For many of those reasons, one of the key maturity signals that LPs look for in choosing hedge fund managers is the quality and source of their risk infrastructure; firms that have outsourced that part of their technology stack have often been seen as lower in the maturity curve than firms that have invested in-house, for many of those reasons. The combination of the maturity of a technology stack, the sophistication of models, and the transparency for firms is now perceived favourably by the next generation of LPs.

Fundamentally, if done right, open-source leads to better software. Open-source benefits from an ethos of shared knowledge and continuous development. This means that bugs are identified and fixed faster and, because of the open discourse of the projects and open nature of the communities around them, decisions are more democratic. A vibrant community can contribute much more value than a single vendor. Naturally, building and nurturing this community is key to the success of any open-source company.

Impact on hedge funds
As hedge funds continue to assess available open-source technologies, a few key components should be considered: asset class coverage, robust GUI tools, pre-built risk models, trade data connectors, and hosted services. Until now, the active adopters have been sophisticated hedge funds in the market (more than $1 billion in assets). Satisfying the portfolio and risk managers at these types of funds proves the technology really works. However, open-source vendors should also look toward a cloud-based/SaaS (Software as a Service) offering suitable for smaller hedge funds, or those without in-house IT teams. When these releases are available, they’ll have the same responsibilities: the same technology, backed by the same software, as used by the most sophisticated market participants, with a seamless upgrade path.

As with any open-source project, resources are necessary for hedge funds to independently evaluate the product. This means improving documentation and communication channels, as well as developing training packages. Some firms take at least a year to do an initial implementation; and the goal should be a 10-minute download-to-joy experience. All of this allows the user to get familiar with the platform without being subjected to endless sales calls – unless they want to be, of course.

For any open-source company, remaining independent, and truly open, is paramount. Customers greatly value the neutrality and transparency that open-source players contribute to the industry. Open-source vendors (OpenGamma included) need to be extra vigilant to not sacrifice any of the areas users want them to support in the technology ecosystem – from market data, to trade processing bridges, to integration with back-office and portfolio management systems – regardless of external investors. OpenGamma’s investors, ICAP included, believe in this vision and potential customers should continue to see us work with all firms, including ICAP competitors.

The pace of change in the markets shows no signs of slowing down. Hedge funds are required to react to changing market requirements,new regulations, and new investment strategies faster than ever before. The flexibility offered by open-source technology is the perfect answer to this challenge.

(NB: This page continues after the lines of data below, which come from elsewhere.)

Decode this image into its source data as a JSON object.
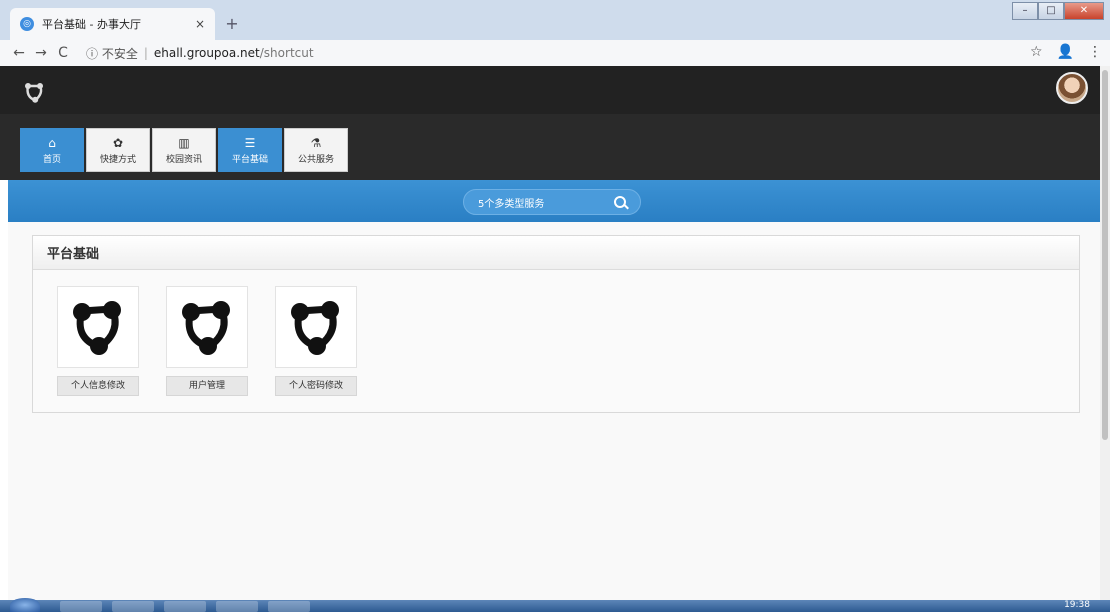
{
  "browser": {
    "tab_title": "平台基础 - 办事大厅",
    "tab_close": "×",
    "new_tab": "+",
    "win_minimize": "–",
    "win_maximize": "□",
    "win_close": "✕",
    "back": "←",
    "forward": "→",
    "reload": "C",
    "insecure_label": "ⓘ 不安全",
    "url_host": "ehall.groupoa.net",
    "url_path": "/shortcut",
    "star": "☆",
    "profile": "👤",
    "menu": "⋮"
  },
  "nav": {
    "tiles": [
      {
        "label": "首页",
        "icon": "home-icon",
        "glyph": "⌂",
        "active": true
      },
      {
        "label": "快捷方式",
        "icon": "palette-icon",
        "glyph": "✿",
        "active": false
      },
      {
        "label": "校园资讯",
        "icon": "chart-icon",
        "glyph": "▥",
        "active": false
      },
      {
        "label": "平台基础",
        "icon": "list-icon",
        "glyph": "☰",
        "active": true
      },
      {
        "label": "公共服务",
        "icon": "flask-icon",
        "glyph": "⚗",
        "active": false
      }
    ]
  },
  "search": {
    "placeholder": "5个多类型服务"
  },
  "panel": {
    "title": "平台基础",
    "apps": [
      {
        "label": "个人信息修改",
        "icon": "app-logo-icon"
      },
      {
        "label": "用户管理",
        "icon": "app-logo-icon"
      },
      {
        "label": "个人密码修改",
        "icon": "app-logo-icon"
      }
    ]
  },
  "taskbar": {
    "clock": "19:38"
  },
  "colors": {
    "accent": "#3b8fd2",
    "header_bg": "#222222",
    "band_bg": "#2a2a2a"
  }
}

Kirk Wylie is co-founder and CEO of OpenGamma, a London-based company providing open-source software for trading and risk analytics. Wylie is a Silicon Valley veteran and has spent a number of years working on risk management technology in the financial services industry.